### [Problem statement]
The records below need to be restated word for word.

------ Material provided ------

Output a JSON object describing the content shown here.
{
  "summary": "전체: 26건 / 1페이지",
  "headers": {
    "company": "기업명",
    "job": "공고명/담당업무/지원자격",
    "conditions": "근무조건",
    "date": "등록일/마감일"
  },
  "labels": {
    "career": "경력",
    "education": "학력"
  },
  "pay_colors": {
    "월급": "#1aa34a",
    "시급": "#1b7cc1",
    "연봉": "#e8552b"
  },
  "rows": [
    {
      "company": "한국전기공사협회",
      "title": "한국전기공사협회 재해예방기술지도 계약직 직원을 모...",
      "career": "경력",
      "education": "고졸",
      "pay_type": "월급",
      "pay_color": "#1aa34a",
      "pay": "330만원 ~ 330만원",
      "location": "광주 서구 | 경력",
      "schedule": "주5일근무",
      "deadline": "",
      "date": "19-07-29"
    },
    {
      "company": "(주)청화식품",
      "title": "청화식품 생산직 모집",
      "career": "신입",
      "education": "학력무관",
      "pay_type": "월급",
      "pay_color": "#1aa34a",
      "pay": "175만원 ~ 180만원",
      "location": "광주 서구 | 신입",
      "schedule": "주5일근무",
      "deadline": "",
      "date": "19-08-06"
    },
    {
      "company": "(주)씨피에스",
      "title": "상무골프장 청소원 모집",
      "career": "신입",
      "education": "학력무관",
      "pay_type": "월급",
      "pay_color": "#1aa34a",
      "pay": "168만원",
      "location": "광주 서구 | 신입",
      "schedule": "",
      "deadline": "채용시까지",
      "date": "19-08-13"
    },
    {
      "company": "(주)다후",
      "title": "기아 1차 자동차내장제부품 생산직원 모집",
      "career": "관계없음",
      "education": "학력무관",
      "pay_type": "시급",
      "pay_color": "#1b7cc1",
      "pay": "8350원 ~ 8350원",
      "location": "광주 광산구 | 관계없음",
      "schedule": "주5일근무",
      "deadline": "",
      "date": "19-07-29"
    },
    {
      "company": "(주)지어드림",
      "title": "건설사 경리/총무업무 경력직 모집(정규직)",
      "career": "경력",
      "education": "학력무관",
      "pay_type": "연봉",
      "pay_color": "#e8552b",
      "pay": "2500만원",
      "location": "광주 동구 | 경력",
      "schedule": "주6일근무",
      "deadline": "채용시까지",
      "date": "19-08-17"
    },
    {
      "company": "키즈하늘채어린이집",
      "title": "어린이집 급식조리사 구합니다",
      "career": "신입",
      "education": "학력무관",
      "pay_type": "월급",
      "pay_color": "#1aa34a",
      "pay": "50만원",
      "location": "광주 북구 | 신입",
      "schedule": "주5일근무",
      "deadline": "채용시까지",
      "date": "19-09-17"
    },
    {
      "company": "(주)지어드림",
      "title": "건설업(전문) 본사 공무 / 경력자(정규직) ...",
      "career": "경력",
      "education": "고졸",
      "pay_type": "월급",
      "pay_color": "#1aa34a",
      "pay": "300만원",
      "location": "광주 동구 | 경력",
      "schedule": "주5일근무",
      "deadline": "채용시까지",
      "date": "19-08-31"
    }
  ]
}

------

### [Reply]
Output a JSON object describing the content shown here.
{
  "summary": "전체: 26건 / 1페이지",
  "headers": {
    "company": "기업명",
    "job": "공고명/담당업무/지원자격",
    "conditions": "근무조건",
    "date": "등록일/마감일"
  },
  "labels": {
    "career": "경력",
    "education": "학력"
  },
  "pay_colors": {
    "월급": "#1aa34a",
    "시급": "#1b7cc1",
    "연봉": "#e8552b"
  },
  "rows": [
    {
      "company": "한국전기공사협회",
      "title": "한국전기공사협회 재해예방기술지도 계약직 직원을 모...",
      "career": "경력",
      "education": "고졸",
      "pay_type": "월급",
      "pay_color": "#1aa34a",
      "pay": "330만원 ~ 330만원",
      "location": "광주 서구 | 경력",
      "schedule": "주5일근무",
      "deadline": "",
      "date": "19-07-29"
    },
    {
      "company": "(주)청화식품",
      "title": "청화식품 생산직 모집",
      "career": "신입",
      "education": "학력무관",
      "pay_type": "월급",
      "pay_color": "#1aa34a",
      "pay": "175만원 ~ 180만원",
      "location": "광주 서구 | 신입",
      "schedule": "주5일근무",
      "deadline": "",
      "date": "19-08-06"
    },
    {
      "company": "(주)씨피에스",
      "title": "상무골프장 청소원 모집",
      "career": "신입",
      "education": "학력무관",
      "pay_type": "월급",
      "pay_color": "#1aa34a",
      "pay": "168만원",
      "location": "광주 서구 | 신입",
      "schedule": "",
      "deadline": "채용시까지",
      "date": "19-08-13"
    },
    {
      "company": "(주)다후",
      "title": "기아 1차 자동차내장제부품 생산직원 모집",
      "career": "관계없음",
      "education": "학력무관",
      "pay_type": "시급",
      "pay_color": "#1b7cc1",
      "pay": "8350원 ~ 8350원",
      "location": "광주 광산구 | 관계없음",
      "schedule": "주5일근무",
      "deadline": "",
      "date": "19-07-29"
    },
    {
      "company": "(주)지어드림",
      "title": "건설사 경리/총무업무 경력직 모집(정규직)",
      "career": "경력",
      "education": "학력무관",
      "pay_type": "연봉",
      "pay_color": "#e8552b",
      "pay": "2500만원",
      "location": "광주 동구 | 경력",
      "schedule": "주6일근무",
      "deadline": "채용시까지",
      "date": "19-08-17"
    },
    {
      "company": "키즈하늘채어린이집",
      "title": "어린이집 급식조리사 구합니다",
      "career": "신입",
      "education": "학력무관",
      "pay_type": "월급",
      "pay_color": "#1aa34a",
      "pay": "50만원",
      "location": "광주 북구 | 신입",
      "schedule": "주5일근무",
      "deadline": "채용시까지",
      "date": "19-09-17"
    },
    {
      "company": "(주)지어드림",
      "title": "건설업(전문) 본사 공무 / 경력자(정규직) ...",
      "career": "경력",
      "education": "고졸",
      "pay_type": "월급",
      "pay_color": "#1aa34a",
      "pay": "300만원",
      "location": "광주 동구 | 경력",
      "schedule": "주5일근무",
      "deadline": "채용시까지",
      "date": "19-08-31"
    }
  ]
}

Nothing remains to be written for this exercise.